• **Study material**:

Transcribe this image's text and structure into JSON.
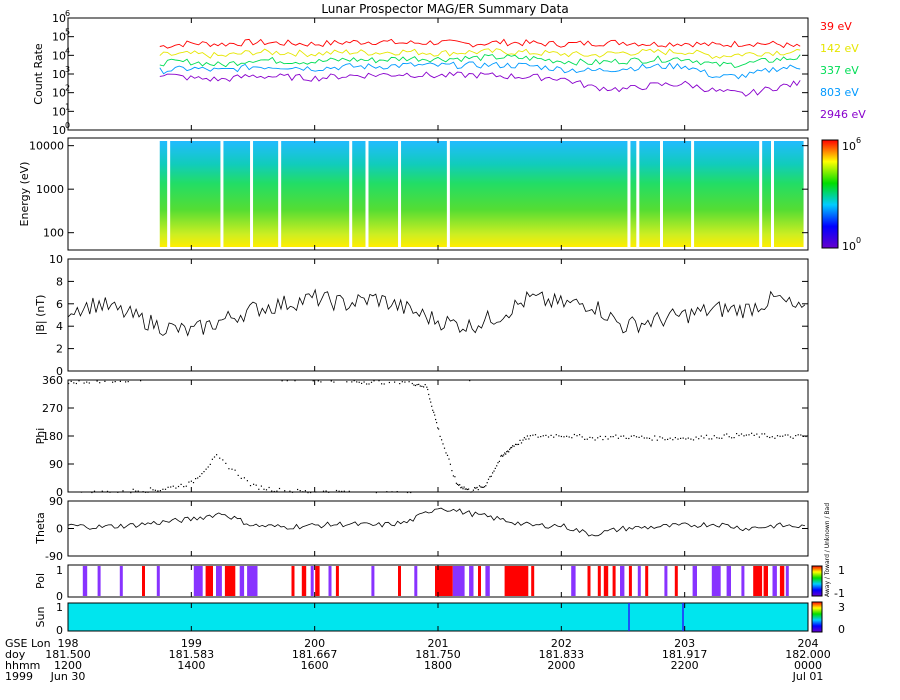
{
  "title": "Lunar Prospector MAG/ER Summary Data",
  "panels": {
    "count_rate": {
      "ylabel": "Count Rate",
      "yticks": [
        {
          "e": "6",
          "exp": 6
        },
        {
          "e": "5",
          "exp": 5
        },
        {
          "e": "4",
          "exp": 4
        },
        {
          "e": "3",
          "exp": 3
        },
        {
          "e": "2",
          "exp": 2
        },
        {
          "e": "1",
          "exp": 1
        },
        {
          "e": "0",
          "exp": 0
        }
      ],
      "tick_base": "10",
      "legend": [
        {
          "label": "39 eV",
          "color": "#ff0000"
        },
        {
          "label": "142 eV",
          "color": "#e6e600"
        },
        {
          "label": "337 eV",
          "color": "#00dd55"
        },
        {
          "label": "803 eV",
          "color": "#0099ff"
        },
        {
          "label": "2946 eV",
          "color": "#8800cc"
        }
      ]
    },
    "energy": {
      "ylabel": "Energy (eV)",
      "yticks": [
        "10000",
        "1000",
        "100"
      ],
      "colorbar_top_base": "10",
      "colorbar_top_exp": "6",
      "colorbar_bottom_base": "10",
      "colorbar_bottom_exp": "0"
    },
    "bmag": {
      "ylabel": "|B| (nT)",
      "yticks": [
        "10",
        "8",
        "6",
        "4",
        "2",
        "0"
      ]
    },
    "phi": {
      "ylabel": "Phi",
      "yticks": [
        "360",
        "270",
        "180",
        "90",
        "0"
      ]
    },
    "theta": {
      "ylabel": "Theta",
      "yticks": [
        "90",
        "0",
        "-90"
      ]
    },
    "pol": {
      "ylabel": "Pol",
      "yticks": [
        "1",
        "0"
      ],
      "colorbar_top": "1",
      "colorbar_bottom": "-1",
      "side_text": "Away / Toward / Unknown / Bad"
    },
    "sun": {
      "ylabel": "Sun",
      "yticks": [
        "1",
        "0"
      ],
      "colorbar_top": "3",
      "colorbar_bottom": "0"
    }
  },
  "xaxis": {
    "row_labels": [
      "GSE Lon",
      "doy",
      "hhmm",
      "1999"
    ],
    "ticks": [
      {
        "lon": "198",
        "doy": "181.500",
        "hhmm": "1200",
        "date": "Jun 30"
      },
      {
        "lon": "199",
        "doy": "181.583",
        "hhmm": "1400",
        "date": ""
      },
      {
        "lon": "200",
        "doy": "181.667",
        "hhmm": "1600",
        "date": ""
      },
      {
        "lon": "201",
        "doy": "181.750",
        "hhmm": "1800",
        "date": ""
      },
      {
        "lon": "202",
        "doy": "181.833",
        "hhmm": "2000",
        "date": ""
      },
      {
        "lon": "203",
        "doy": "181.917",
        "hhmm": "2200",
        "date": ""
      },
      {
        "lon": "204",
        "doy": "182.000",
        "hhmm": "0000",
        "date": "Jul 01"
      }
    ]
  },
  "chart_data": [
    {
      "type": "line",
      "title": "Lunar Prospector MAG/ER Summary Data",
      "ylabel": "Count Rate",
      "yscale": "log",
      "ylim": [
        1,
        1000000
      ],
      "x": [
        181.562,
        181.583,
        181.604,
        181.625,
        181.646,
        181.667,
        181.688,
        181.708,
        181.729,
        181.75,
        181.771,
        181.792,
        181.812,
        181.833,
        181.854,
        181.875,
        181.896,
        181.917,
        181.938,
        181.958,
        181.979,
        181.997
      ],
      "series": [
        {
          "name": "39 eV",
          "values": [
            30000,
            45000,
            40000,
            50000,
            45000,
            40000,
            50000,
            55000,
            45000,
            50000,
            40000,
            50000,
            45000,
            40000,
            45000,
            50000,
            40000,
            45000,
            35000,
            45000,
            40000,
            25000
          ]
        },
        {
          "name": "142 eV",
          "values": [
            10000,
            12000,
            9000,
            15000,
            14000,
            12000,
            15000,
            14000,
            16000,
            13000,
            15000,
            16000,
            14000,
            12000,
            10000,
            14000,
            15000,
            16000,
            9000,
            12000,
            15000,
            14000
          ]
        },
        {
          "name": "337 eV",
          "values": [
            4000,
            4500,
            3000,
            6000,
            5000,
            4500,
            6000,
            5500,
            7000,
            6500,
            7000,
            8000,
            7000,
            5000,
            4000,
            5000,
            6000,
            7000,
            3000,
            3500,
            6000,
            8000
          ]
        },
        {
          "name": "803 eV",
          "values": [
            1500,
            2000,
            1500,
            2500,
            2500,
            2000,
            2500,
            2500,
            3000,
            2800,
            3000,
            3000,
            2800,
            1800,
            1500,
            2000,
            2500,
            2800,
            700,
            800,
            2000,
            2500
          ]
        },
        {
          "name": "2946 eV",
          "values": [
            1000,
            600,
            500,
            800,
            700,
            600,
            800,
            900,
            1000,
            800,
            900,
            800,
            700,
            600,
            200,
            150,
            250,
            300,
            120,
            80,
            200,
            350
          ]
        }
      ]
    },
    {
      "type": "heatmap",
      "ylabel": "Energy (eV)",
      "yscale": "log",
      "ylim": [
        40,
        15000
      ],
      "color_range": [
        1,
        1000000
      ]
    },
    {
      "type": "line",
      "ylabel": "|B| (nT)",
      "ylim": [
        0,
        10
      ],
      "x": [
        181.5,
        181.521,
        181.542,
        181.562,
        181.583,
        181.604,
        181.625,
        181.646,
        181.667,
        181.688,
        181.708,
        181.729,
        181.75,
        181.771,
        181.792,
        181.812,
        181.833,
        181.854,
        181.875,
        181.896,
        181.917,
        181.938,
        181.958,
        181.979,
        182.0
      ],
      "values": [
        5.5,
        6.0,
        5.0,
        4.0,
        3.5,
        4.5,
        5.5,
        6.0,
        6.5,
        6.0,
        6.5,
        5.5,
        4.5,
        4.0,
        5.0,
        6.5,
        6.0,
        6.0,
        4.0,
        4.5,
        5.0,
        5.5,
        5.5,
        6.5,
        5.0
      ]
    },
    {
      "type": "scatter",
      "ylabel": "Phi",
      "ylim": [
        0,
        360
      ],
      "x": [
        181.5,
        181.521,
        181.542,
        181.562,
        181.583,
        181.6,
        181.625,
        181.646,
        181.667,
        181.688,
        181.708,
        181.729,
        181.742,
        181.75,
        181.762,
        181.771,
        181.781,
        181.792,
        181.8,
        181.812,
        181.833,
        181.854,
        181.875,
        181.896,
        181.917,
        181.938,
        181.958,
        181.979,
        182.0
      ],
      "values": [
        355,
        360,
        5,
        10,
        30,
        115,
        20,
        5,
        2,
        358,
        355,
        358,
        340,
        200,
        30,
        5,
        20,
        110,
        150,
        180,
        185,
        175,
        180,
        175,
        175,
        180,
        185,
        180,
        180
      ]
    },
    {
      "type": "line",
      "ylabel": "Theta",
      "ylim": [
        -90,
        90
      ],
      "x": [
        181.5,
        181.521,
        181.542,
        181.562,
        181.583,
        181.604,
        181.625,
        181.646,
        181.667,
        181.688,
        181.708,
        181.729,
        181.75,
        181.771,
        181.792,
        181.812,
        181.833,
        181.854,
        181.875,
        181.896,
        181.917,
        181.938,
        181.958,
        181.979,
        182.0
      ],
      "values": [
        10,
        5,
        10,
        20,
        30,
        50,
        10,
        5,
        10,
        15,
        10,
        20,
        70,
        50,
        30,
        10,
        10,
        -20,
        0,
        5,
        10,
        15,
        0,
        10,
        5
      ]
    }
  ],
  "colors": {
    "spectrogram_low": "#ffff00",
    "spectrogram_mid": "#22cc22",
    "spectrogram_high": "#00bbff",
    "pol_away": "#ff0000",
    "pol_toward": "#8833ff",
    "sun_fill": "#00e5ee",
    "sun_marks": "#2222ff"
  }
}
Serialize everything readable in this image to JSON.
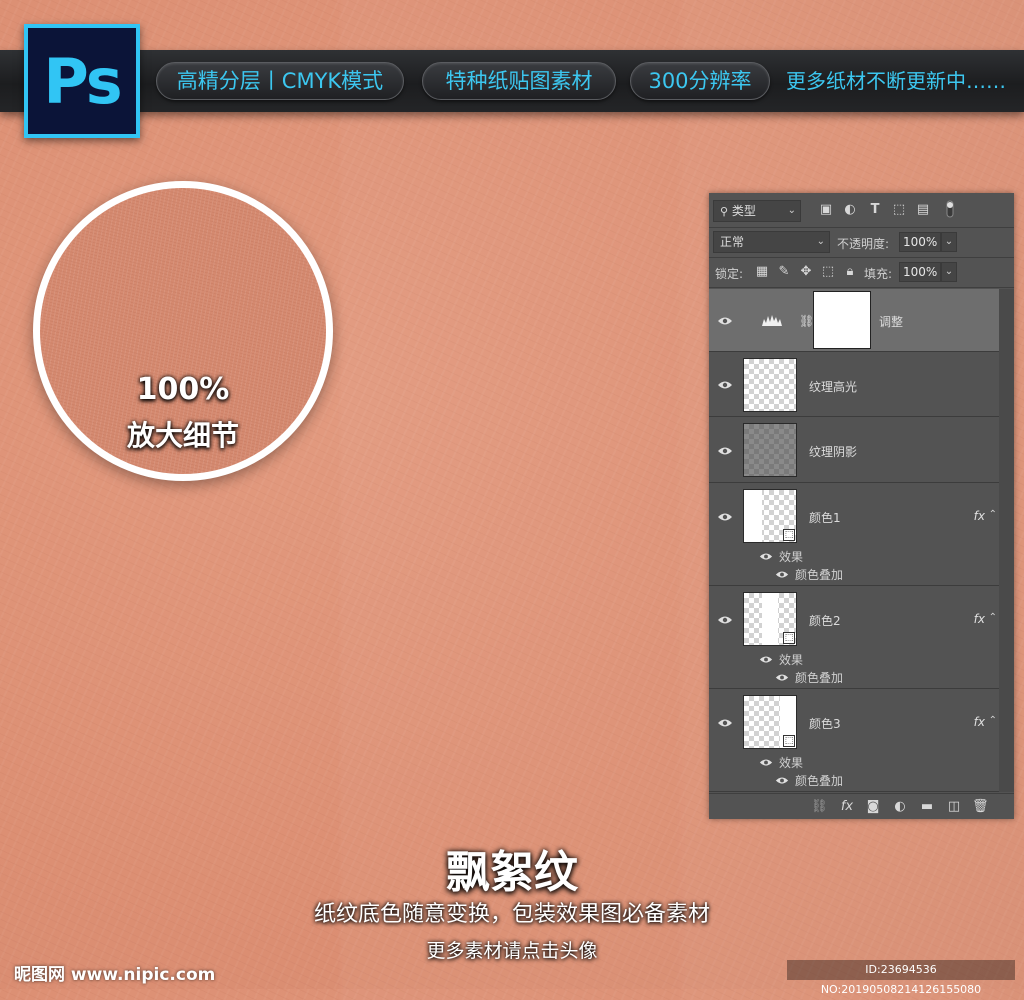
{
  "banner": {
    "logo_text": "Ps",
    "pills": [
      "高精分层丨CMYK模式",
      "特种纸贴图素材",
      "300分辨率"
    ],
    "more_text": "更多纸材不断更新中……"
  },
  "zoom": {
    "percent": "100%",
    "label": "放大细节"
  },
  "layers_panel": {
    "filter_type": "类型",
    "blend_mode": "正常",
    "opacity_label": "不透明度:",
    "opacity_value": "100%",
    "lock_label": "锁定:",
    "fill_label": "填充:",
    "fill_value": "100%",
    "layers": [
      {
        "name": "调整",
        "kind": "adjustment"
      },
      {
        "name": "纹理高光",
        "kind": "transparent"
      },
      {
        "name": "纹理阴影",
        "kind": "dark"
      },
      {
        "name": "颜色1",
        "kind": "color",
        "fx": "fx",
        "effects_label": "效果",
        "effect": "颜色叠加"
      },
      {
        "name": "颜色2",
        "kind": "color",
        "fx": "fx",
        "effects_label": "效果",
        "effect": "颜色叠加"
      },
      {
        "name": "颜色3",
        "kind": "color",
        "fx": "fx",
        "effects_label": "效果",
        "effect": "颜色叠加"
      }
    ]
  },
  "footer": {
    "title": "飘絮纹",
    "subtitle": "纸纹底色随意变换，包装效果图必备素材",
    "cta": "更多素材请点击头像",
    "watermark_left": "昵图网 www.nipic.com",
    "watermark_right": "ID:23694536 NO:20190508214126155080"
  },
  "colors": {
    "accent": "#31c5f4",
    "background": "#dc8f73"
  }
}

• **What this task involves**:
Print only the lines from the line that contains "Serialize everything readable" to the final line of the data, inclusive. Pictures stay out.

• **Reply to the task**:
Serialize everything readable in this image to JSON.
{
  "banner": {
    "logo_text": "Ps",
    "pills": [
      "高精分层丨CMYK模式",
      "特种纸贴图素材",
      "300分辨率"
    ],
    "more_text": "更多纸材不断更新中……"
  },
  "zoom": {
    "percent": "100%",
    "label": "放大细节"
  },
  "layers_panel": {
    "filter_type": "类型",
    "blend_mode": "正常",
    "opacity_label": "不透明度:",
    "opacity_value": "100%",
    "lock_label": "锁定:",
    "fill_label": "填充:",
    "fill_value": "100%",
    "layers": [
      {
        "name": "调整",
        "kind": "adjustment"
      },
      {
        "name": "纹理高光",
        "kind": "transparent"
      },
      {
        "name": "纹理阴影",
        "kind": "dark"
      },
      {
        "name": "颜色1",
        "kind": "color",
        "fx": "fx",
        "effects_label": "效果",
        "effect": "颜色叠加"
      },
      {
        "name": "颜色2",
        "kind": "color",
        "fx": "fx",
        "effects_label": "效果",
        "effect": "颜色叠加"
      },
      {
        "name": "颜色3",
        "kind": "color",
        "fx": "fx",
        "effects_label": "效果",
        "effect": "颜色叠加"
      }
    ]
  },
  "footer": {
    "title": "飘絮纹",
    "subtitle": "纸纹底色随意变换，包装效果图必备素材",
    "cta": "更多素材请点击头像",
    "watermark_left": "昵图网 www.nipic.com",
    "watermark_right": "ID:23694536 NO:20190508214126155080"
  },
  "colors": {
    "accent": "#31c5f4",
    "background": "#dc8f73"
  }
}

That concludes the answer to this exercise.